The tick is merely at the level of name resolution. When GHC sees an unticked constructor-like name (that is, a capitalized identifier, an identifier starting with a colon, or a use of list syntax in a type), it looks to see if there is a type constructor of that name. If there is, it uses the type name. If there is not, it looks for a data constructor of that name. And that's it. There is no type-directed lookup here.

So, when you say [0], without the tick, GHC uses the type [] which has the wrong kind. You're right that you "obviously" mean '[], but this would require type-directed name resolution, which GHC does not support. This all works for True because there is no type named True. (If there were -- try declaring one! -- then your True example wouldn't work.)

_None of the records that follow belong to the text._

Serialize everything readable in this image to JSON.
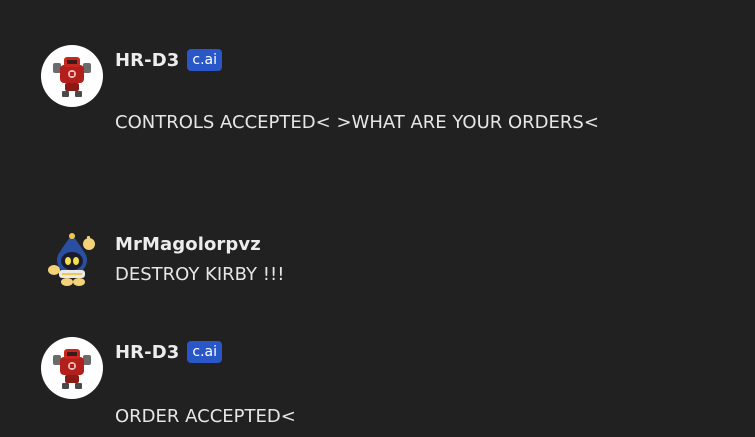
{
  "messages": [
    {
      "author": "HR-D3",
      "badge": "c.ai",
      "text": "CONTROLS ACCEPTED< >WHAT ARE YOUR ORDERS<",
      "avatar_icon": "robot-avatar-icon"
    },
    {
      "author": "MrMagolorpvz",
      "badge": "",
      "text": "DESTROY KIRBY !!!",
      "avatar_icon": "magolor-avatar-icon"
    },
    {
      "author": "HR-D3",
      "badge": "c.ai",
      "text": "ORDER ACCEPTED<",
      "avatar_icon": "robot-avatar-icon"
    }
  ],
  "colors": {
    "background": "#212121",
    "badge": "#2a57c7",
    "text": "#e6e6e6"
  }
}
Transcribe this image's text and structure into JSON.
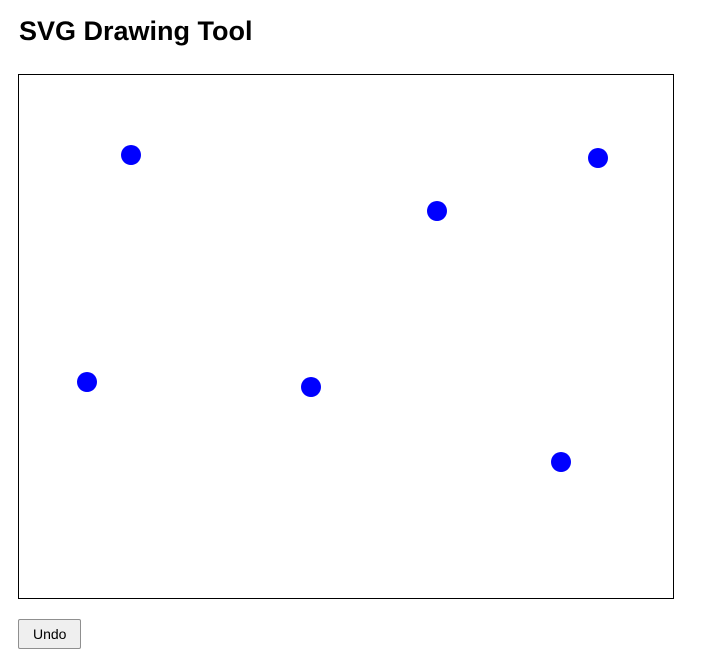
{
  "page": {
    "title": "SVG Drawing Tool"
  },
  "toolbar": {
    "undo_label": "Undo"
  },
  "drawing": {
    "shape": "circle",
    "fill_color": "#0000ff",
    "border_color": "#000000"
  }
}
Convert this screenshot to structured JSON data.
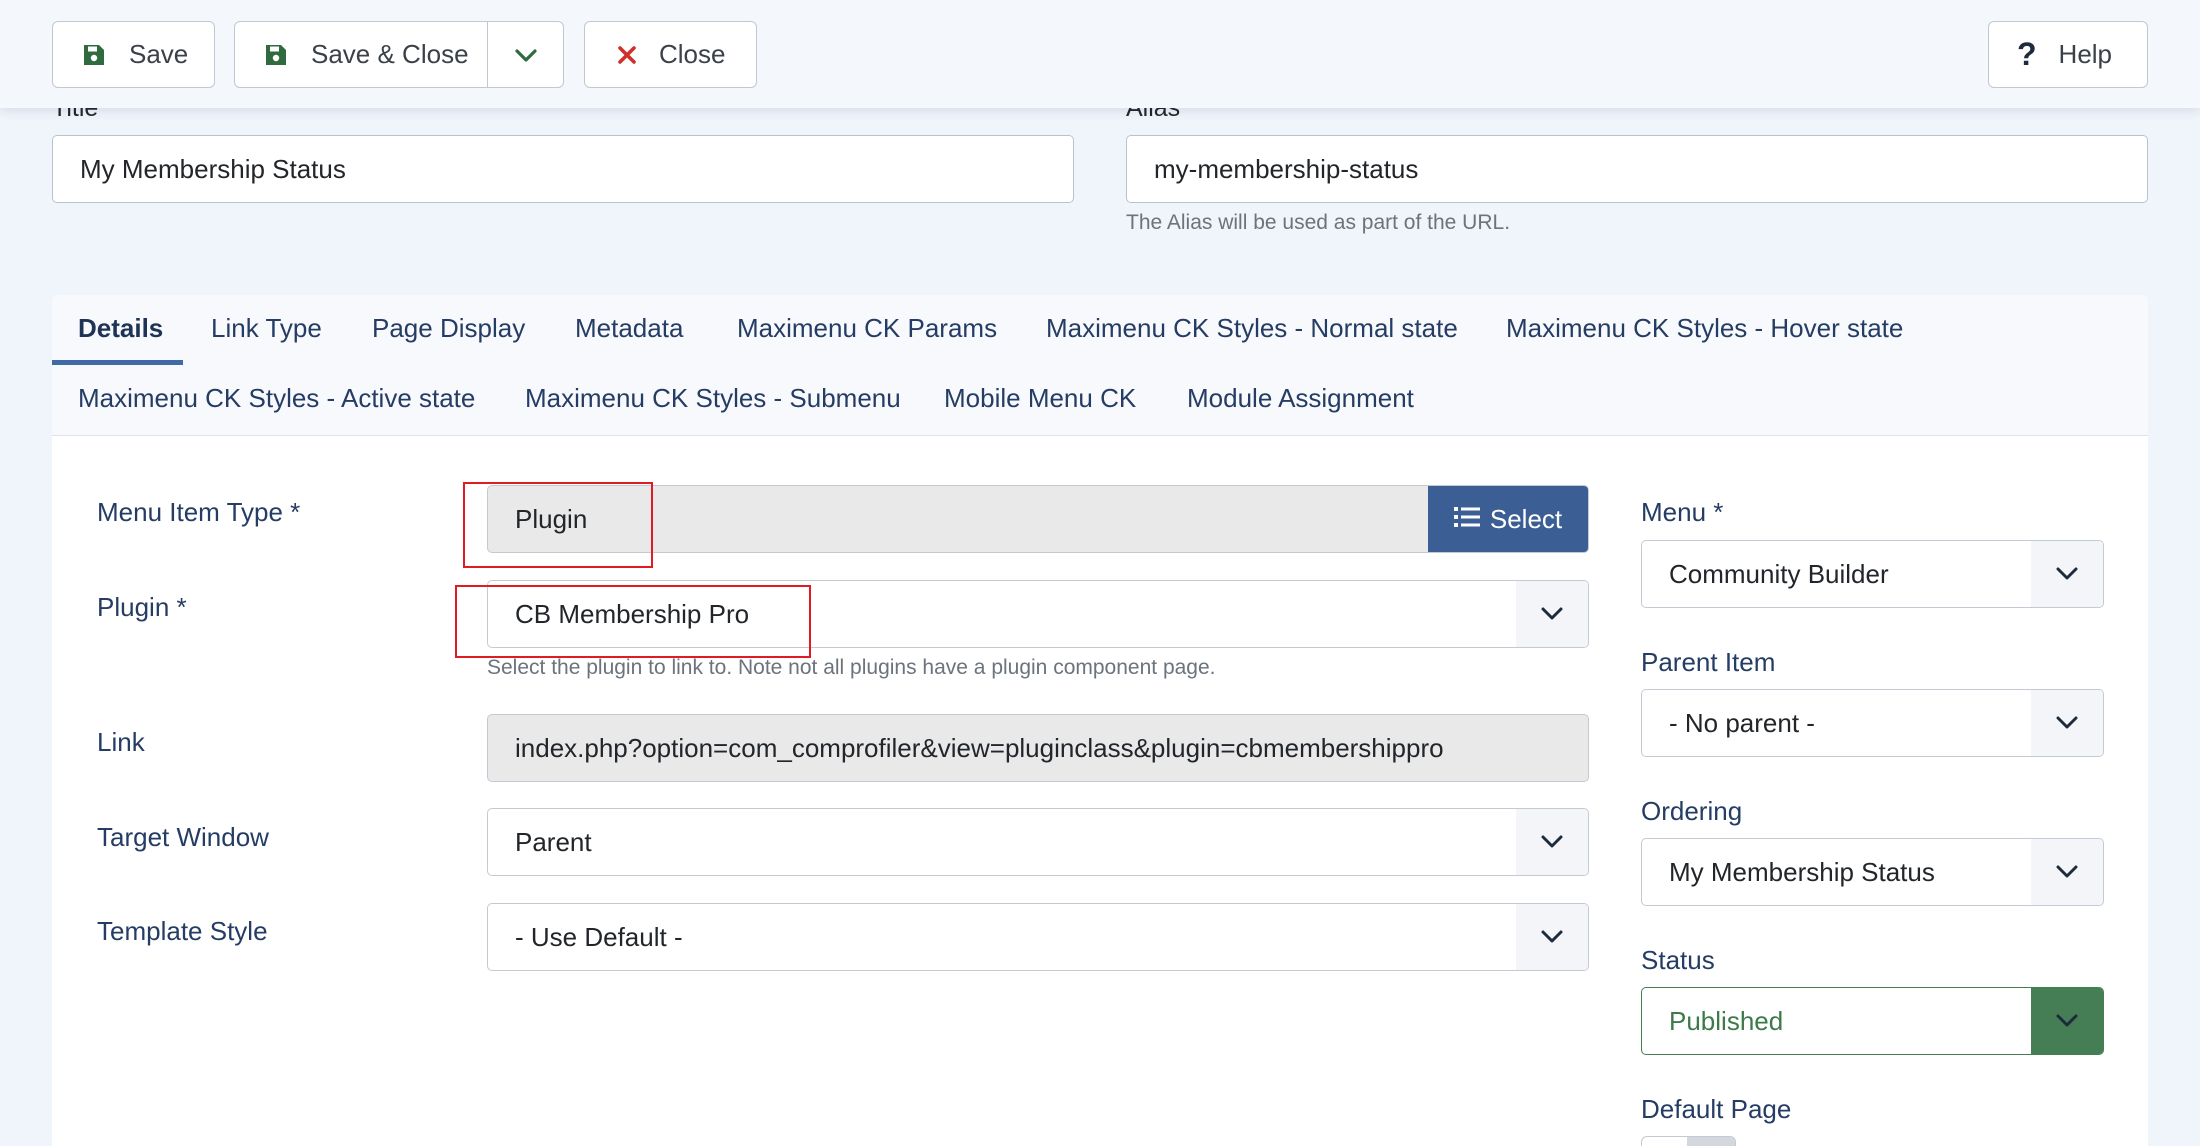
{
  "toolbar": {
    "save": "Save",
    "save_close": "Save & Close",
    "close": "Close",
    "help": "Help"
  },
  "fields": {
    "title": {
      "label": "Title",
      "value": "My Membership Status"
    },
    "alias": {
      "label": "Alias",
      "value": "my-membership-status",
      "hint": "The Alias will be used as part of the URL."
    }
  },
  "tabs": [
    "Details",
    "Link Type",
    "Page Display",
    "Metadata",
    "Maximenu CK Params",
    "Maximenu CK Styles - Normal state",
    "Maximenu CK Styles - Hover state",
    "Maximenu CK Styles - Active state",
    "Maximenu CK Styles - Submenu",
    "Mobile Menu CK",
    "Module Assignment"
  ],
  "details": {
    "menu_item_type": {
      "label": "Menu Item Type *",
      "value": "Plugin",
      "button": "Select"
    },
    "plugin": {
      "label": "Plugin *",
      "value": "CB Membership Pro",
      "hint": "Select the plugin to link to. Note not all plugins have a plugin component page."
    },
    "link": {
      "label": "Link",
      "value": "index.php?option=com_comprofiler&view=pluginclass&plugin=cbmembershippro"
    },
    "target_window": {
      "label": "Target Window",
      "value": "Parent"
    },
    "template_style": {
      "label": "Template Style",
      "value": "- Use Default -"
    }
  },
  "sidebar": {
    "menu": {
      "label": "Menu *",
      "value": "Community Builder"
    },
    "parent_item": {
      "label": "Parent Item",
      "value": "- No parent -"
    },
    "ordering": {
      "label": "Ordering",
      "value": "My Membership Status"
    },
    "status": {
      "label": "Status",
      "value": "Published"
    },
    "default_page": {
      "label": "Default Page"
    }
  },
  "colors": {
    "accent": "#3b5f95",
    "published": "#457d54",
    "highlight": "#e01b24"
  }
}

As for TypeApplications quantification: if you have mentioned the name of the type/kind variable in the text of your program, it is available for quantification. That's the simple rule, and there are no exceptions (barring bugs in implementation, of which there are several). So, for foo :: forall (x :: k). ..., both k and x are available for visible type application. GHC quantifies the variables in left-to-right order and then does a stable topological sort, putting depended-on variables before their dependencies. (A topological sort is a sort that puts depended-on things before dependencies, and "stable" here means that there is no extra violations of the left-to-right ordering of quantification.) In this case, we get k and then x. This is explained in the manual here.

I'm happy to take concrete suggestions for improvement, either of the manual or of error messages here. Or, of course, we can debate whether the current behavior is desired -- I'm certainly not wedded to it, but it does seem like a good compromise between the availability of visible type application and need to write forall a lot.

comment:3 Changed 15 months ago by adamgundry

Ah, I imagined that the left-to-right collection and topological sorting of variables applied only when there wasn't an explicit forall. My expectation was that if the user gives an explicit forall, only the binding occurrences would be available for visible type application. Thus forall (x :: k) would make x available alone, whereas forall k (x :: k) would make both k and x available.

I think this alternative would be better, because otherwise there is no way to get at forall {k} (x :: k), is there? Unless we permit visibility annotations in concrete syntax, I suppose...

In any case, this deserves explicit mention in the manual, including the forall (x :: k) example, whichever treatment it ends up getting.

Note: See TracTickets for help on using tickets.